His industry experience, along with conversations he initiated with infection control experts, virologists and epidemiologists, has transformed him into a much sought-after coronavirus compliance officer, or CCO, on photography and film sets.
Early solutions have included the development of training courses for the compliance officer role. Responsibilities for this position include the procurement of personal protective equipment, daily symptom checks, and strict enforcement of social distancing and mask wearing for every department on set.
According to the federal Occupational Safety and Health Administration (OSHA), the photography industry has no official protocols for reducing the risk of coronavirus transmission in the workplace. As a result, training courses and other safety measures have been cobbled together.
Liz Bradley, a producer, has partnered with a lab to provide antigen testing at $250 a person.
“I was eager to get back to work and get my colleagues back to work. I wanted to do it safely. And when I couldn’t find the solution to that, I just tried to create it,” Bradley said.
Not everyone is satisfied with what they’re finding. Andy Foord, a New York-area photographer, took a course offered by TTM Training that he described as “just common sense.”
“The test that followed was made up of simple multiple-choice questions, like if you see 10 people standing in a group, is that COVID compliant? Really basic,” he said. “It took less than an hour.” TTM Training, an Ireland-based division of a healthcare recruitment company, did not immediately respond to requests for comment submitted through their website.
Foord was later offered a job as a coronavirus compliance officer at a rate of $250 a day.
Another online course, offered by Safe Sets International, a collective advocating health and safety on sets, is free and takes 20 minutes to complete.
Designed in part by Alex Kolodkin, the CEO of a film-locations platform, the course has been completed by more than 60,000 people.
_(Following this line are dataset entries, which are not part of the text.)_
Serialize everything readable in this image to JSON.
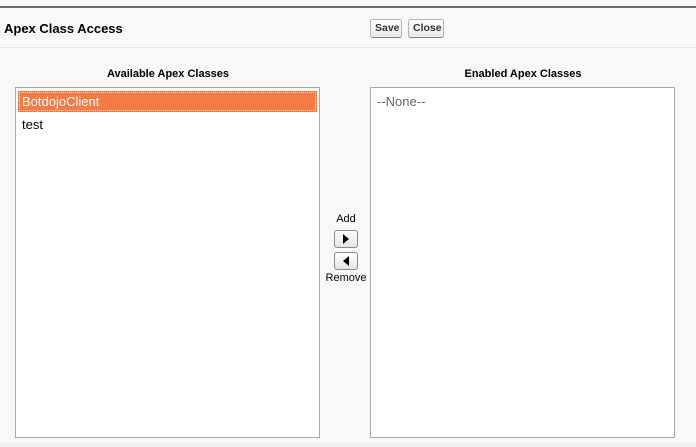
{
  "header": {
    "title": "Apex Class Access",
    "save_label": "Save",
    "close_label": "Close"
  },
  "available": {
    "label": "Available Apex Classes",
    "items": [
      "BotdojoClient",
      "test"
    ],
    "selected": "BotdojoClient"
  },
  "enabled": {
    "label": "Enabled Apex Classes",
    "items": [
      "--None--"
    ]
  },
  "mover": {
    "add_label": "Add",
    "remove_label": "Remove",
    "add_icon": "arrow-right-icon",
    "remove_icon": "arrow-left-icon"
  },
  "colors": {
    "selected_bg": "#f47b46",
    "selected_text": "#ffffff"
  }
}
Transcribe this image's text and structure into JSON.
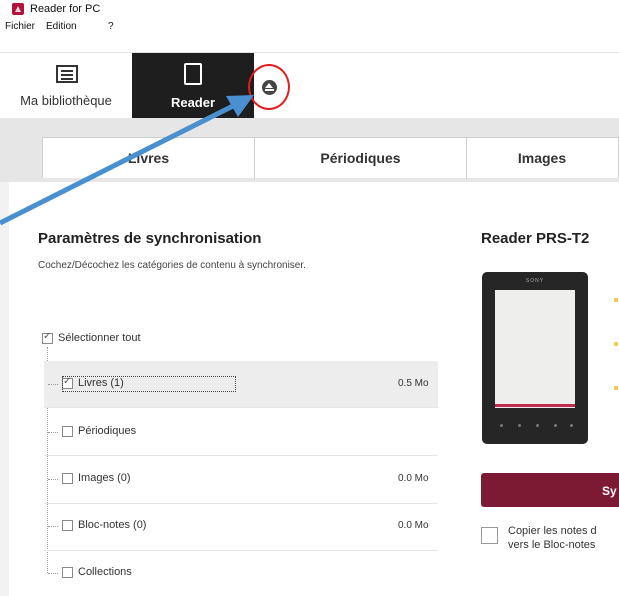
{
  "window": {
    "title": "Reader for PC"
  },
  "menu": {
    "file": "Fichier",
    "edit": "Edition",
    "help": "?"
  },
  "toolbar": {
    "library_label": "Ma bibliothèque",
    "reader_label": "Reader"
  },
  "tabs": [
    {
      "label": "Livres"
    },
    {
      "label": "Périodiques"
    },
    {
      "label": "Images"
    }
  ],
  "sync": {
    "title": "Paramètres de synchronisation",
    "subtitle": "Cochez/Décochez les catégories de contenu à synchroniser.",
    "select_all": {
      "label": "Sélectionner tout",
      "checked": true
    },
    "items": [
      {
        "label": "Livres (1)",
        "size": "0.5 Mo",
        "checked": true
      },
      {
        "label": "Périodiques",
        "size": "",
        "checked": false
      },
      {
        "label": "Images (0)",
        "size": "0.0 Mo",
        "checked": false
      },
      {
        "label": "Bloc-notes (0)",
        "size": "0.0 Mo",
        "checked": false
      },
      {
        "label": "Collections",
        "size": "",
        "checked": false
      }
    ]
  },
  "device": {
    "title": "Reader PRS-T2",
    "brand": "SONY",
    "sync_button": "Sy",
    "copy_notes": {
      "line1": "Copier les notes d",
      "line2": "vers le Bloc-notes",
      "checked": false
    }
  },
  "annotation": {
    "arrow_color": "#4a8fd0",
    "circle_color": "#e21d1d"
  }
}
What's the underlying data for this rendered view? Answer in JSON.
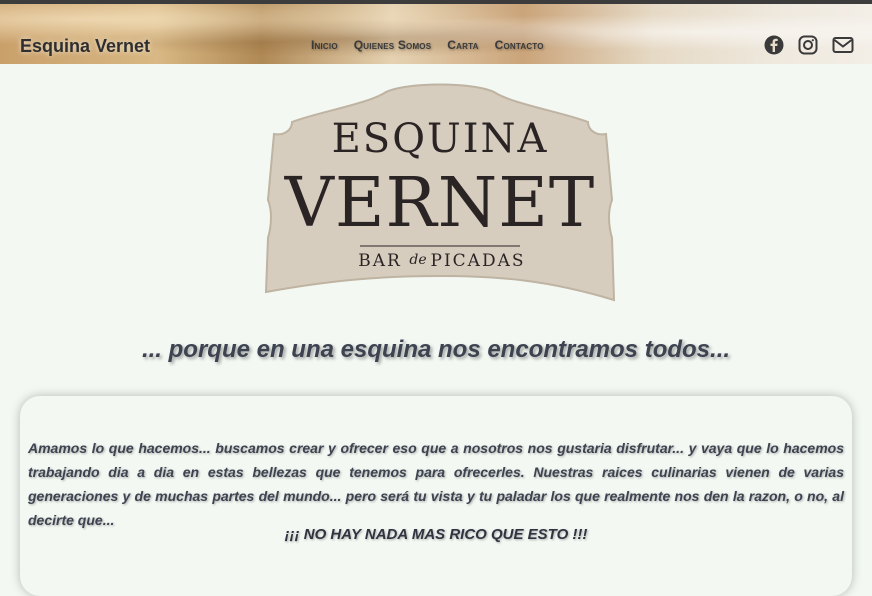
{
  "header": {
    "brand": "Esquina Vernet",
    "nav": [
      "Inicio",
      "Quienes Somos",
      "Carta",
      "Contacto"
    ],
    "social_icons": [
      "facebook-icon",
      "instagram-icon",
      "envelope-icon"
    ]
  },
  "logo": {
    "line1": "ESQUINA",
    "line2": "VERNET",
    "sub_left": "BAR",
    "sub_mid": "de",
    "sub_right": "PICADAS"
  },
  "tagline": "... porque en una esquina nos encontramos todos...",
  "about": {
    "text": "Amamos lo que hacemos... buscamos crear y ofrecer eso que a nosotros nos gustaria disfrutar... y vaya que lo hacemos trabajando dia a dia en estas bellezas que tenemos para ofrecerles. Nuestras raices culinarias vienen de varias generaciones y de muchas partes del mundo... pero será tu vista y tu paladar los que realmente nos den la razon, o no, al decirte que...",
    "highlight": "¡¡¡ NO HAY NADA MAS RICO QUE ESTO !!!"
  },
  "colors": {
    "background": "#f3f8f3",
    "text": "#3d4350",
    "logo_fill": "#d7cdbf",
    "logo_ink": "#2b2424"
  }
}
A certificate is issued after students pass a 17-question exam, but a disclaimer states that it “does not in any way represent or warrant that the holder has been certified in COVID-19 protocols.”
“The Safe Sets one is a joke,” Auerbach said. “My 10-year-old can take that and call himself a COVID compliance officer.”
Kolodkin said that Safe Sets is a free service that should only be one of many steps in the learning process.
“We encourage producers to look at guidelines from their associations, or from their cities … to actually get a sense of what they should be doing to keep their crew safe,” he said.
Safe Sets is adding an advanced hourlong course for $45, beginning Oct. 20.
People looking for more rigorous training have been forced to cobble together information from myriad resources. Auerbach, for example, has taken 40 hours of general workplace training from OSHA and a seven-hour contact-tracing course offered by Johns Hopkins University.
“We’re not in the opinion business, we’re in the gathering-of-information business, and we’re serving that to our clients,” said Auerbach.
COVID compliance officers have the unenviable task of policing people who outrank them, an especially dicey task for those who have taken the work to replace income lost in their normal areas of expertise. Many CCOs make $250 a day, hardly enough to make the demanding role worthwhile, Foord said.
Most photographers-turned-compliance officers are also unaccustomed to the rigidity that their new jobs require.
Many people who go into photography want “to be the opposite of militaristic – otherwise they would have gone into the Army,” said Samantha Isom, a photographer who created a coronavirus safety course. Isom said a renegade attitude permeates the industry, “and that has to change.”
Eight months into the pandemic, with the photography industry in peril and lacking union representation, OSHA’s general workplace standards are the only form of regulation on set.
Much more is needed, including legislation, Auerbach and others said. Until then, Auerbach said, it’s “the Wild West out there.”